Set down each entry exactly as it stands, without altering a single character.

**** DATA TO USE ****

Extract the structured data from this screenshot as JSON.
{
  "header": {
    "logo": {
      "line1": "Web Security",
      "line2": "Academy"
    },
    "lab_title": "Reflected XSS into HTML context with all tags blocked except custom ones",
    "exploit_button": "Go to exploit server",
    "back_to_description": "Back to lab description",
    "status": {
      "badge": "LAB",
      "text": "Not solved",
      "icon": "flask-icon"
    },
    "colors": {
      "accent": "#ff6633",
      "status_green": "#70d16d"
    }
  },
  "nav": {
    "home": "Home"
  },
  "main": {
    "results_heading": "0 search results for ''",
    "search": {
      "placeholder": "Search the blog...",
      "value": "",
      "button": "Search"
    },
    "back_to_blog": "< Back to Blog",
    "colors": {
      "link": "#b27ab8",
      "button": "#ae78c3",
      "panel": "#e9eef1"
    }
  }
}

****

> **ANSWER TO THIS PROBLEM**
Extract the structured data from this screenshot as JSON.
{
  "header": {
    "logo": {
      "line1": "Web Security",
      "line2": "Academy"
    },
    "lab_title": "Reflected XSS into HTML context with all tags blocked except custom ones",
    "exploit_button": "Go to exploit server",
    "back_to_description": "Back to lab description",
    "status": {
      "badge": "LAB",
      "text": "Not solved",
      "icon": "flask-icon"
    },
    "colors": {
      "accent": "#ff6633",
      "status_green": "#70d16d"
    }
  },
  "nav": {
    "home": "Home"
  },
  "main": {
    "results_heading": "0 search results for ''",
    "search": {
      "placeholder": "Search the blog...",
      "value": "",
      "button": "Search"
    },
    "back_to_blog": "< Back to Blog",
    "colors": {
      "link": "#b27ab8",
      "button": "#ae78c3",
      "panel": "#e9eef1"
    }
  }
}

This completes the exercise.